eCite Digital Repository

Exposure to seismic air gun signals causes physiological harm and alters behavior in the scallop Pecten fumatus


Day, RD and McCauley, RD and Fitzgibbon, QP and Hartmann, K and Semmens, JM, Exposure to seismic air gun signals causes physiological harm and alters behavior in the scallop Pecten fumatus, Proceedings of the National Academy of Sciences of The United States of America, 114, (40) pp. E8537-E8546. ISSN 0027-8424 (2017) [Refereed Article]

Copyright Statement

Copyright the Authors 2017.

DOI: doi:10.1073/pnas.1700564114


Seismic surveys map the seabed using intense, low-frequency sound signals that penetrate kilometers into the Earth’s crust. Little is known regarding how invertebrates, including economically and ecologically important bivalves, are affected by exposure to seismic signals. In a series of field-based experiments, we investigate the impact of exposure to seismic surveys on scallops, using measurements of physiological and behavioral parameters to determine whether exposure may cause mass mortality or result in other sublethal effects. Exposure to seismic signals was found to significantly increase mortality, particularly over a chronic (months postexposure) time scale, though not beyond naturally occurring rates of mortality. Exposure did not elicit energetically expensive behaviors, but scallops showed significant changes in behavioral patterns during exposure, through a reduction in classic behaviors and demonstration of a nonclassic "flinch" response to air gun signals. Furthermore, scallops showed persistent alterations in recessing reflex behavior following exposure, with the rate of recessing increasing with repeated exposure. Hemolymph (blood analog) physiology showed a compromised capacity for homeostasis and potential immunodeficiency, as a range of hemolymph biochemistry parameters were altered and the density of circulating hemocytes (blood cell analog) was significantly reduced, with effects observed over acute (hours to days) and chronic (months) scales. The size of the air gun had no effect, but repeated exposure intensified responses. We postulate that the observed impacts resulted from high seabed ground accelerations driven by the air gun signal. Given the scope of physiological disruption, we conclude that seismic exposure can harm scallops

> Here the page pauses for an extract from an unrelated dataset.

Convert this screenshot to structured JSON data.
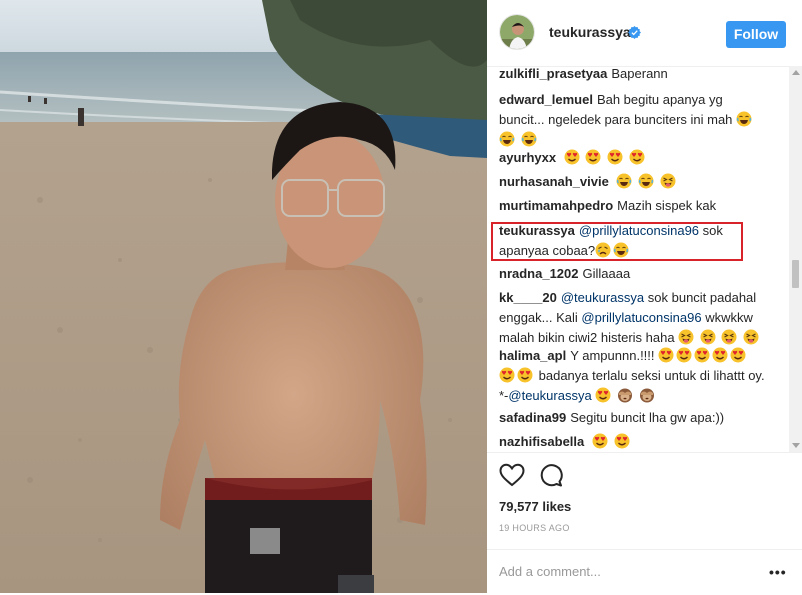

Item Details

Item Type:Refereed Article
Keywords:aquatic noise, acoustic stress, hemolymph, reflex behaviour, bivalve
Research Division:Biological Sciences
Research Group:Zoology
Research Field:Animal structure and function
Objective Division:Environmental Management
Objective Group:Marine systems and management
Objective Field:Marine biodiversity
UTAS Author:Day, RD (Dr Ryan Day)
UTAS Author:Fitzgibbon, QP (Associate Professor Quinn Fitzgibbon)
UTAS Author:Hartmann, K (Associate Professor Klaas Hartmann)
UTAS Author:Semmens, JM (Professor Jayson Semmens)
ID Code:122449
Year Published:2017
Web of Science® Times Cited:31
Deposited By:Fisheries and Aquaculture
Deposited On:2017-11-15
Last Modified:2018-07-26

Repository Staff Only: item control page